An exhibition of four Bay Area Artists
Monet once said, “When you go out to paint, try to forget what objects you have before you, a tree, a house, a field or whatever. Merely think, here is a little square of blue, here an oblong of pink, here a streak of yellow, and paint it just as it looks to you…”
In this exhibit four artists from the Bay Area hope to show how each painting, no matter how abstract or recognizable the images may be, is made up of the same visual building blocks—shapes of color.
Shawn Vales ~ Ned Axthelm ~ Ellen Zucker ~ Carol Jenkins
What is so intriguing about the visual language of painting is that the same basic values, shapes and marks, handled by different artists, can lead to such a wide and exciting array of results—from subjects we recognize to images we have never seen before.
Each artist has written a short description of the shapes they either deliberately or intuitively repeat in most of their paintings. By highlighting these shapes, the viewer is invited “backstage” to see something about the process of painting. Not only that, the distinction between the abstract images and the representational ones is blurred. They are all made up of pieces of paint and shapes of color.
In my paintings I often utilize circles, spheres and other geometric shapes. I also incorporate silhouette shapes of figures, considered positive space, which can appear as a cluster of organic shapes with unique texture.
When designing these compositions, I emphasize the shapes formed by the space between and around these figures; also known as negative space. Making both positive and negative space shapes equally interesting is a significant part of a painting’s development.

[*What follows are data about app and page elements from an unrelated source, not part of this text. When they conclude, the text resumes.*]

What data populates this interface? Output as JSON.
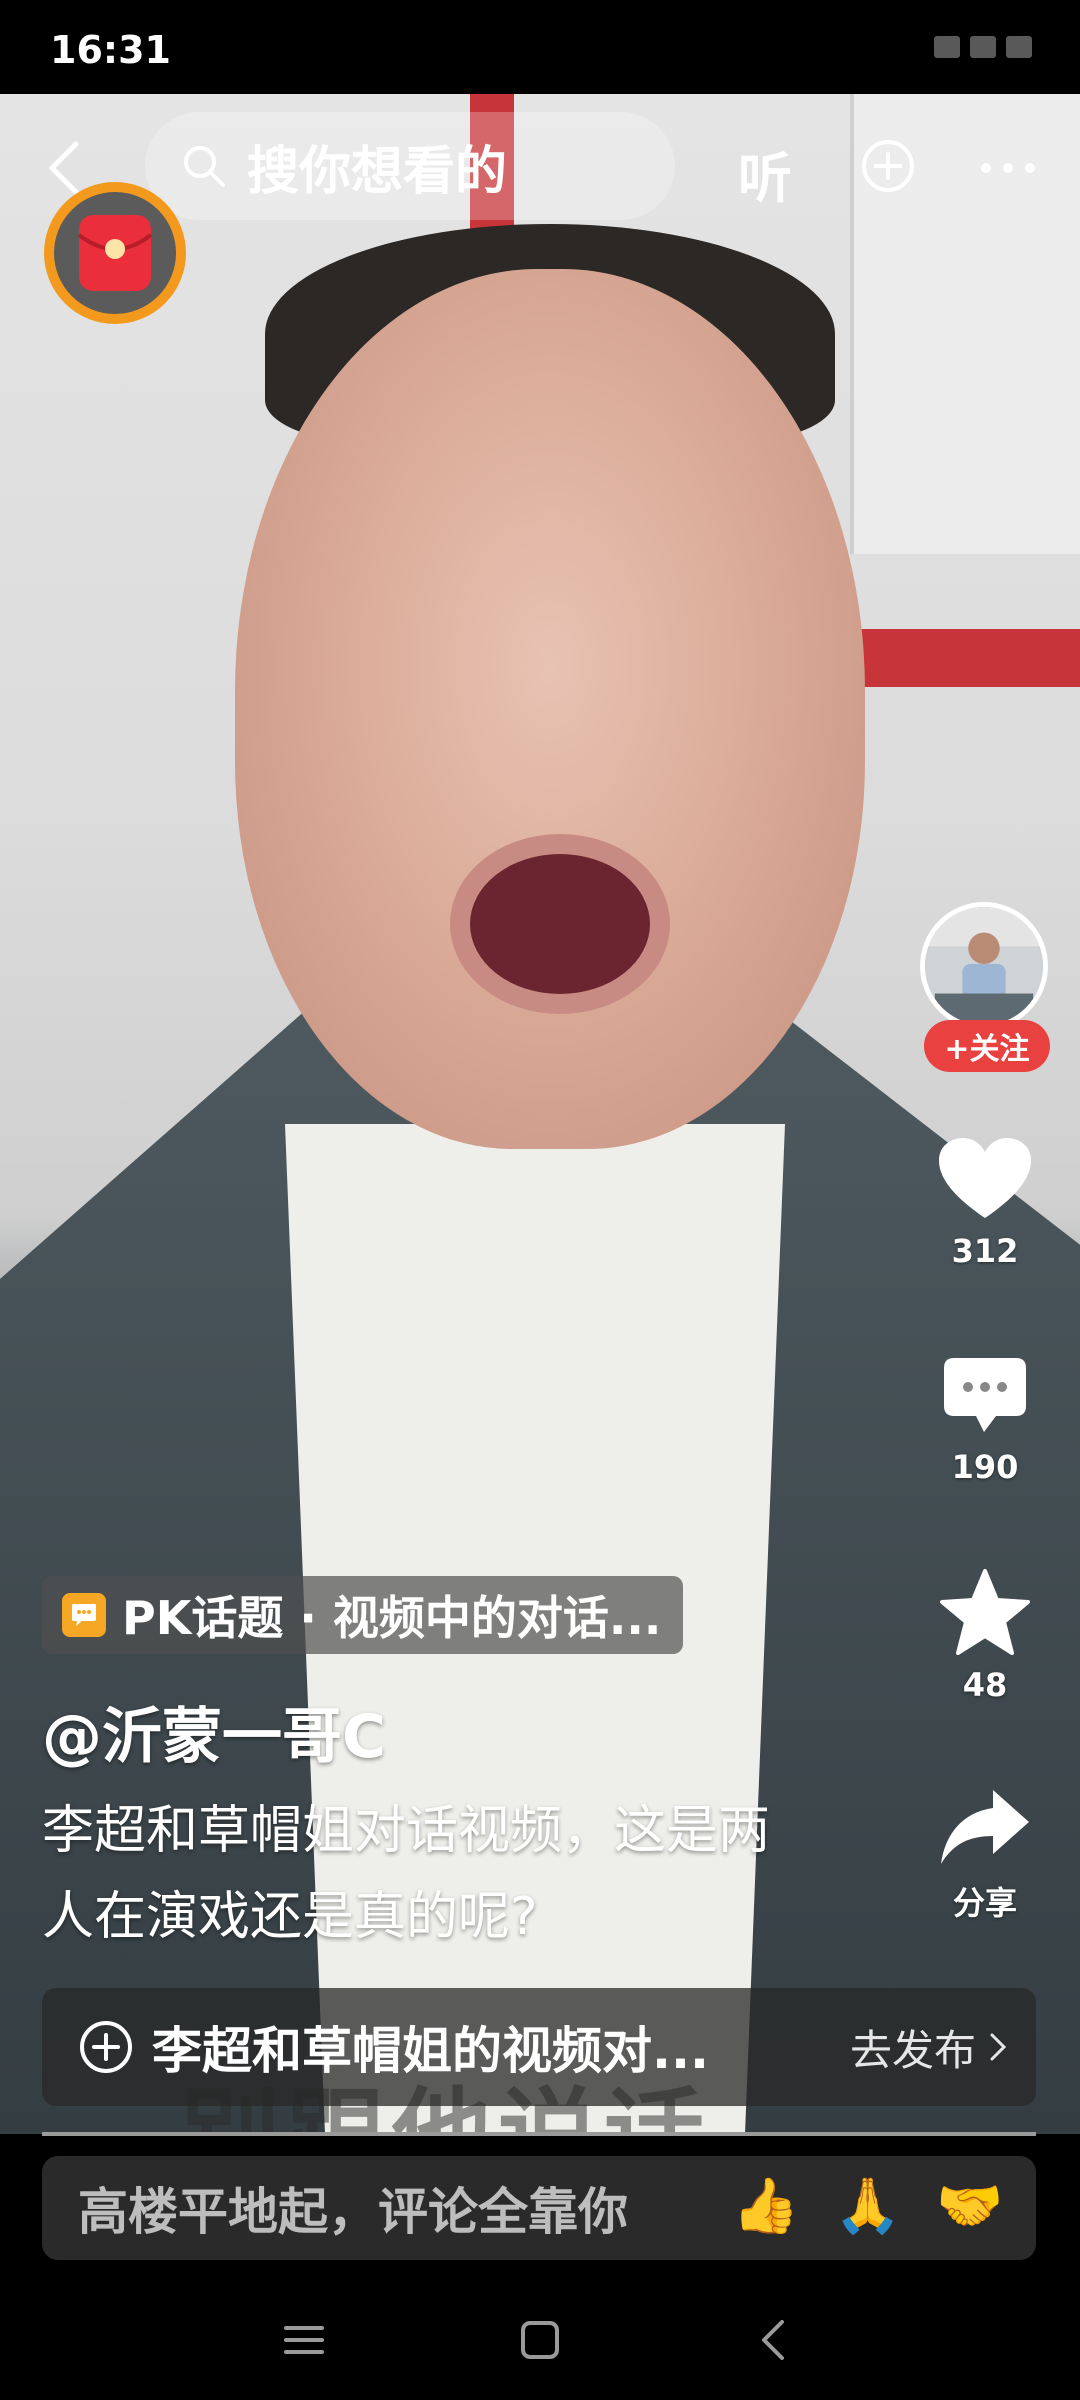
{
  "status_bar": {
    "time": "16:31"
  },
  "top_bar": {
    "search_placeholder": "搜你想看的",
    "listen_label": "听"
  },
  "rail": {
    "follow_label": "+关注",
    "likes": "312",
    "comments": "190",
    "favorites": "48",
    "share_label": "分享"
  },
  "info": {
    "pk_tag": "PK话题 · 视频中的对话...",
    "author": "@沂蒙一哥C",
    "description_line1": "李超和草帽姐对话视频，这是两",
    "description_line2": "人在演戏还是真的呢?"
  },
  "publish": {
    "topic": "李超和草帽姐的视频对...",
    "action": "去发布"
  },
  "comment": {
    "placeholder": "高楼平地起，评论全靠你",
    "emojis": [
      "👍",
      "🙏",
      "🤝"
    ]
  },
  "video": {
    "caption_text": "别跟他说话"
  },
  "colors": {
    "follow": "#e8413f",
    "redpacket_ring": "#f39a1e",
    "pk_icon": "#f5a623"
  }
}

When I start a painting, I rarely have a fixed goal in mind. I apply swirls and gashes of color without thought to a final direction. Sooner or later the suggestion of a human figure begins to call to me from the jumble of shapes and colors and lines. Then I paint more deliberately, so that the marks gradually become something that looks “kind of” like a head (oval shape) and “kind of” like a body (vertical shape.)
These are the abstract figurative shapes that appear repeatedly in my paintings, sometimes easy to recognize, sometimes more abstract
Empathy dominates my work. My paintings unpack flashes of emotional connection to strangers in public. We share intimate experiences and spaces with strangers daily; how we see each other, or fail to, is complex and often unexamined.
The paintings reframe common occurrences in a new context, bringing fresh attention to everyday interactions. The distinction softens between viewer and viewed.
Relationships between figures within a painting draw attention to our shared experiences and the connections between us.
In exploring empathetic responses to people, dwelling in simple moments of being human, we see the vulnerable parts of ourselves.
I am deeply stirred by wild places—alpine streams, rocky shorelines, hidden meadows. Wilderness can be both quietly expansive and dense with riotous energy.
The horizontal and diagonal shapes that repeatedly emerge in my abstract landscapes evoke both of these. Horizontal shapes suggest the horizon, a sweeping view of the space around us.
Diagonal shapes create intensity and movement, the unruly nature of all that is alive. Sometimes these shapes create a recognizable landscape, sometimes just the feeling of one.
In conjunction with Yreka Art Hops
Photography by Sharon LoMonaco
Exhibition Installation by Maureen Williams
Liberty Arts Hours of Operation
Liberty Arts, 108 W. Miner Street in Historic Downtown Yreka, CA 96097
OPEN ~ Wednesday through Saturday, 10:00 – 5:00
Sunday, Monday & Tuesday ~ CLOSED